'''

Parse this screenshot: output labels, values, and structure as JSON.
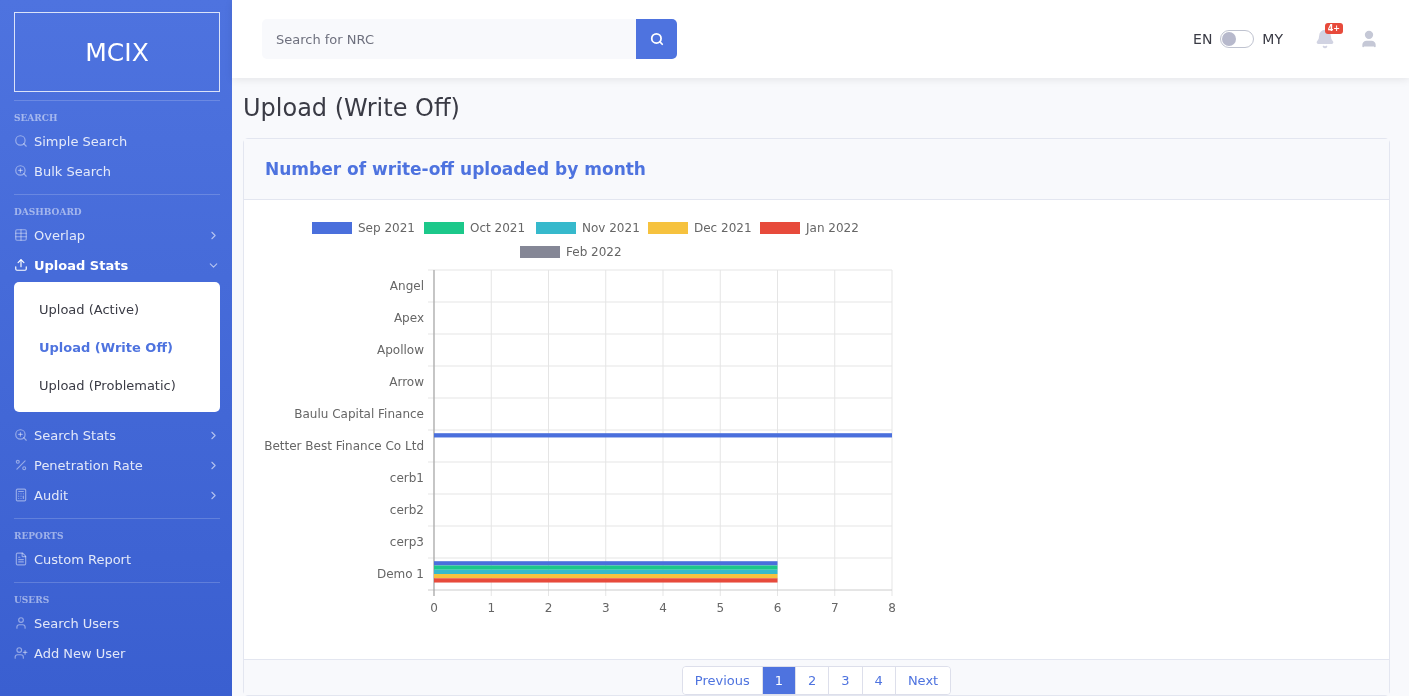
{
  "sidebar": {
    "brand": "MCIX",
    "sections": [
      {
        "heading": "SEARCH",
        "items": [
          {
            "label": "Simple Search"
          },
          {
            "label": "Bulk Search"
          }
        ]
      },
      {
        "heading": "DASHBOARD",
        "items": [
          {
            "label": "Overlap",
            "expanded": false
          },
          {
            "label": "Upload Stats",
            "expanded": true,
            "children": [
              {
                "label": "Upload (Active)",
                "selected": false
              },
              {
                "label": "Upload (Write Off)",
                "selected": true
              },
              {
                "label": "Upload (Problematic)",
                "selected": false
              }
            ]
          },
          {
            "label": "Search Stats",
            "expanded": false
          },
          {
            "label": "Penetration Rate",
            "expanded": false
          },
          {
            "label": "Audit",
            "expanded": false
          }
        ]
      },
      {
        "heading": "REPORTS",
        "items": [
          {
            "label": "Custom Report"
          }
        ]
      },
      {
        "heading": "USERS",
        "items": [
          {
            "label": "Search Users"
          },
          {
            "label": "Add New User"
          }
        ]
      }
    ]
  },
  "topbar": {
    "search": {
      "placeholder": "Search for NRC"
    },
    "language": {
      "left": "EN",
      "right": "MY",
      "on": false
    },
    "notifications": {
      "badge": "4+"
    }
  },
  "page_title": "Upload (Write Off)",
  "card": {
    "title": "Number of write-off uploaded by month",
    "chart_data": {
      "type": "bar",
      "orientation": "horizontal",
      "categories": [
        "Angel",
        "Apex",
        "Apollow",
        "Arrow",
        "Baulu Capital Finance",
        "Better Best Finance Co  Ltd",
        "cerb1",
        "cerb2",
        "cerp3",
        "Demo 1"
      ],
      "series": [
        {
          "name": "Sep 2021",
          "color": "#4a6fdc",
          "values": [
            0,
            0,
            0,
            0,
            0,
            8,
            0,
            0,
            0,
            6
          ]
        },
        {
          "name": "Oct 2021",
          "color": "#1cc88a",
          "values": [
            0,
            0,
            0,
            0,
            0,
            0,
            0,
            0,
            0,
            6
          ]
        },
        {
          "name": "Nov 2021",
          "color": "#36b9cc",
          "values": [
            0,
            0,
            0,
            0,
            0,
            0,
            0,
            0,
            0,
            6
          ]
        },
        {
          "name": "Dec 2021",
          "color": "#f6c23e",
          "values": [
            0,
            0,
            0,
            0,
            0,
            0,
            0,
            0,
            0,
            6
          ]
        },
        {
          "name": "Jan 2022",
          "color": "#e74a3b",
          "values": [
            0,
            0,
            0,
            0,
            0,
            0,
            0,
            0,
            0,
            6
          ]
        },
        {
          "name": "Feb 2022",
          "color": "#858796",
          "values": [
            0,
            0,
            0,
            0,
            0,
            0,
            0,
            0,
            0,
            0
          ]
        }
      ],
      "xlim": [
        0,
        8
      ],
      "xticks": [
        0,
        1,
        2,
        3,
        4,
        5,
        6,
        7,
        8
      ],
      "grid": true,
      "legend": "top"
    },
    "pagination": [
      {
        "label": "Previous",
        "selected": false
      },
      {
        "label": "1",
        "selected": true
      },
      {
        "label": "2",
        "selected": false
      },
      {
        "label": "3",
        "selected": false
      },
      {
        "label": "4",
        "selected": false
      },
      {
        "label": "Next",
        "selected": false
      }
    ]
  }
}
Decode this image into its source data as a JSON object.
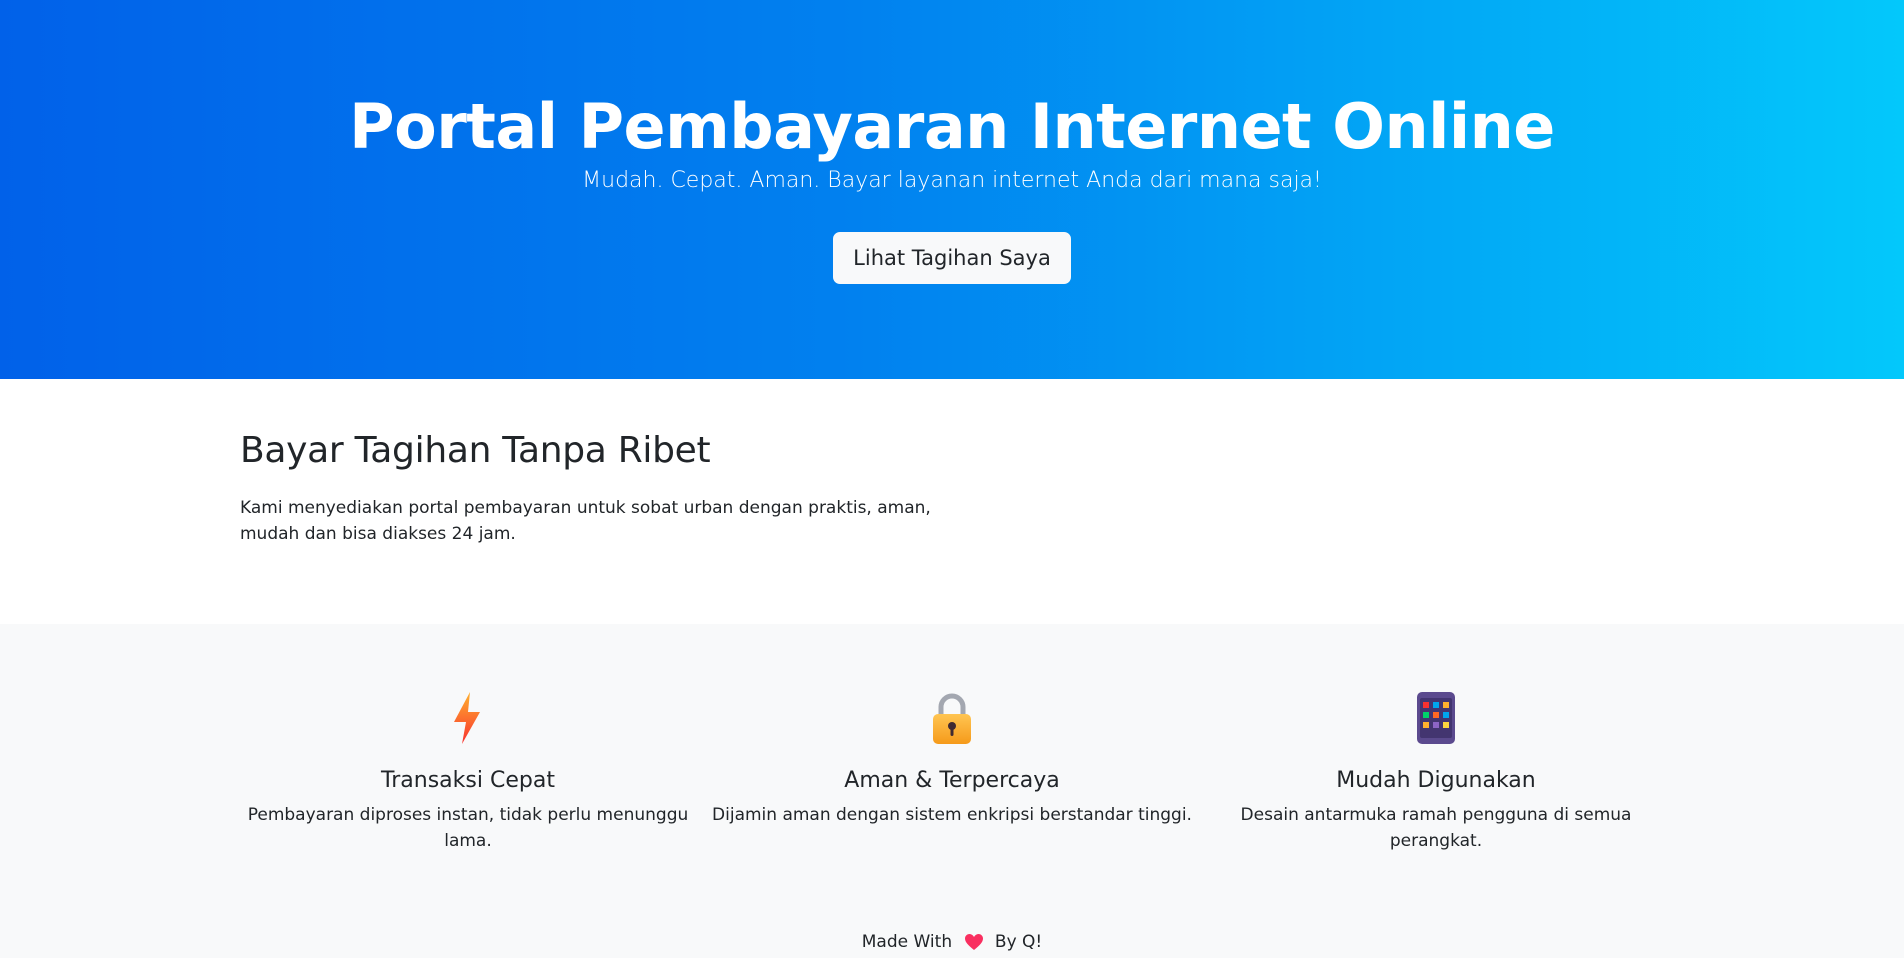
{
  "hero": {
    "title": "Portal Pembayaran Internet Online",
    "subtitle": "Mudah. Cepat. Aman. Bayar layanan internet Anda dari mana saja!",
    "button_label": "Lihat Tagihan Saya"
  },
  "intro": {
    "heading": "Bayar Tagihan Tanpa Ribet",
    "body": "Kami menyediakan portal pembayaran untuk sobat urban dengan praktis, aman, mudah dan bisa diakses 24 jam."
  },
  "features": [
    {
      "icon": "lightning-icon",
      "title": "Transaksi Cepat",
      "description": "Pembayaran diproses instan, tidak perlu menunggu lama."
    },
    {
      "icon": "lock-icon",
      "title": "Aman & Terpercaya",
      "description": "Dijamin aman dengan sistem enkripsi berstandar tinggi."
    },
    {
      "icon": "phone-icon",
      "title": "Mudah Digunakan",
      "description": "Desain antarmuka ramah pengguna di semua perangkat."
    }
  ],
  "footer": {
    "prefix": "Made With",
    "suffix": "By Q!"
  },
  "colors": {
    "hero_gradient_start": "#0161e9",
    "hero_gradient_end": "#03c8fb",
    "section_bg": "#f8f9fa"
  }
}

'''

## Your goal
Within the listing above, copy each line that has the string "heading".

## Solution
        "heading": "SEARCH",
        "heading": "DASHBOARD",
        "heading": "REPORTS",
        "heading": "USERS",
    "heading": "Bayar Tagihan Tanpa Ribet",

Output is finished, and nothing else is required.